Component data from apps and pages:
%%
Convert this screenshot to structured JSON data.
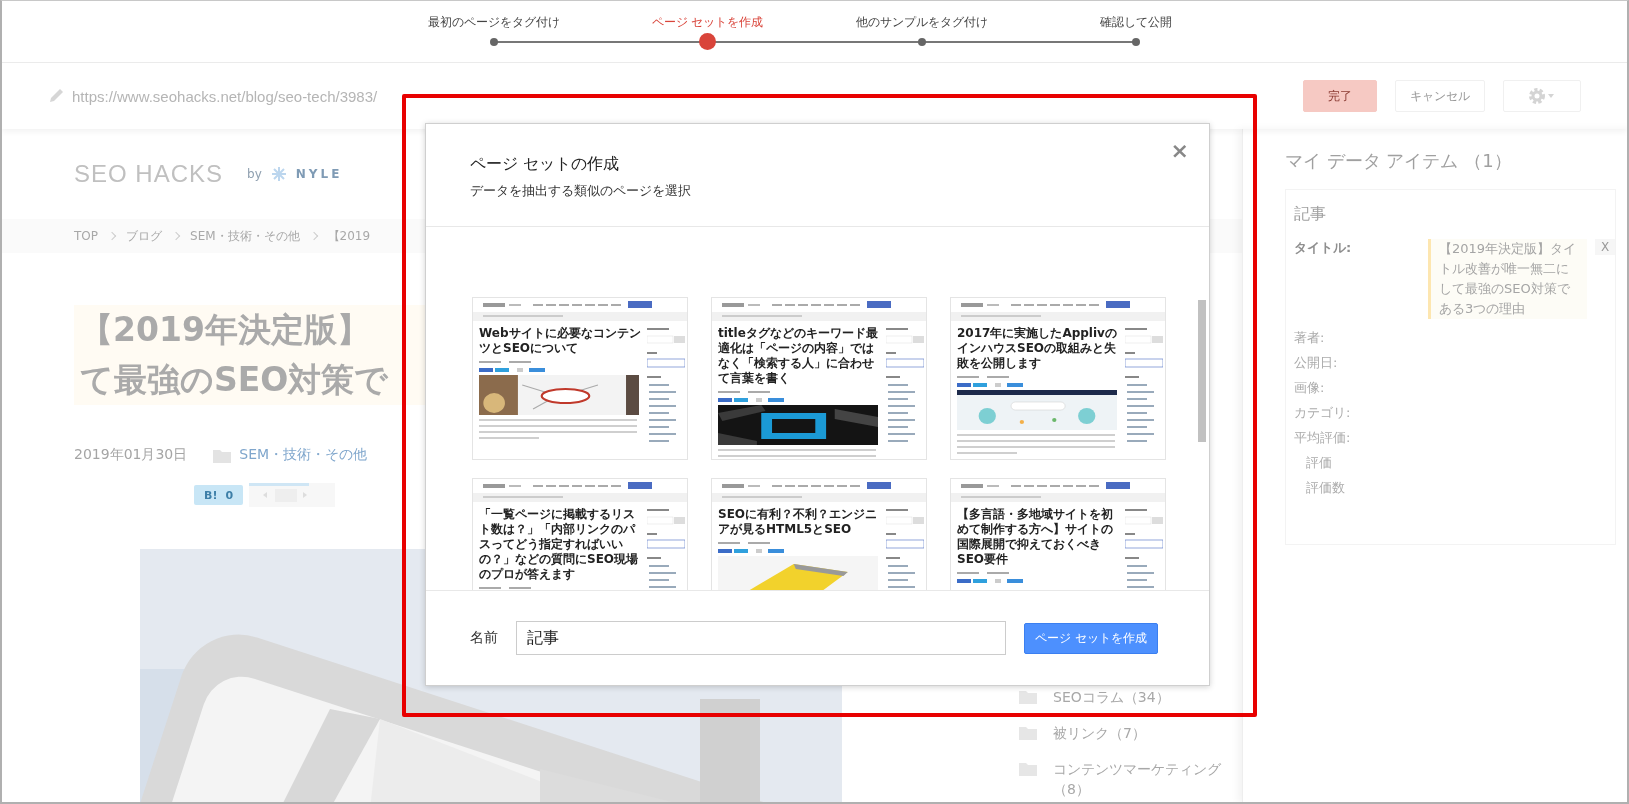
{
  "steps": [
    {
      "label": "最初のページをタグ付け",
      "selected": false
    },
    {
      "label": "ページ セットを作成",
      "selected": true
    },
    {
      "label": "他のサンプルをタグ付け",
      "selected": false
    },
    {
      "label": "確認して公開",
      "selected": false
    }
  ],
  "toolbar": {
    "url": "https://www.seohacks.net/blog/seo-tech/3983/",
    "buttons": [
      {
        "label": "完了",
        "kind": "primary"
      },
      {
        "label": "キャンセル",
        "kind": "default"
      }
    ]
  },
  "page": {
    "logo": {
      "name": "SEO HACKS",
      "by": "by",
      "brand": "NYLE"
    },
    "breadcrumb": [
      "TOP",
      "ブログ",
      "SEM・技術・その他",
      "【2019"
    ],
    "title_lines": [
      "【2019年決定版】",
      "て最強のSEO対策で"
    ],
    "date": "2019年01月30日",
    "category": "SEM・技術・その他",
    "bookmark": {
      "label": "B!",
      "count": "0"
    },
    "hero": {
      "kind": "picture"
    },
    "categories": [
      {
        "label": "SEOコラム（34）"
      },
      {
        "label": "被リンク（7）"
      },
      {
        "label": "コンテンツマーケティング（8）"
      }
    ]
  },
  "data_panel": {
    "title": "マイ データ アイテム （1）",
    "card": {
      "title": "記事",
      "fields": [
        {
          "label": "タイトル:",
          "value": "【2019年決定版】タイトル改善が唯一無二にして最強のSEO対策である3つの理由",
          "remove": "X"
        },
        {
          "label": "著者:"
        },
        {
          "label": "公開日:"
        },
        {
          "label": "画像:"
        },
        {
          "label": "カテゴリ:"
        },
        {
          "label": "平均評価:",
          "children": [
            {
              "label": "評価"
            },
            {
              "label": "評価数"
            }
          ]
        }
      ]
    }
  },
  "dialog": {
    "title": "ページ セットの作成",
    "subtitle": "データを抽出する類似のページを選択",
    "close": "×",
    "pages": [
      {
        "title": "Webサイトに必要なコンテンツとSEOについて",
        "image": {
          "kind": "picture"
        }
      },
      {
        "title": "titleタグなどのキーワード最適化は「ページの内容」ではなく「検索する人」に合わせて言葉を書く",
        "image": {
          "kind": "picture"
        }
      },
      {
        "title": "2017年に実施したApplivのインハウスSEOの取組みと失敗を公開します",
        "image": {
          "kind": "picture"
        }
      },
      {
        "title": "「一覧ページに掲載するリスト数は？」「内部リンクのパスってどう指定すればいいの？」などの質問にSEO現場のプロが答えます"
      },
      {
        "title": "SEOに有利？不利？エンジニアが見るHTML5とSEO",
        "image": {
          "kind": "picture"
        }
      },
      {
        "title": "【多言語・多地域サイトを初めて制作する方へ】サイトの国際展開で抑えておくべきSEO要件"
      }
    ],
    "name_label": "名前",
    "name_value": "記事",
    "submit": "ページ セットを作成"
  },
  "highlight_frame": true
}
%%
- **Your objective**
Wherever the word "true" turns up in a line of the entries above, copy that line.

- **Solution**
      "selected": true
  "highlight_frame": true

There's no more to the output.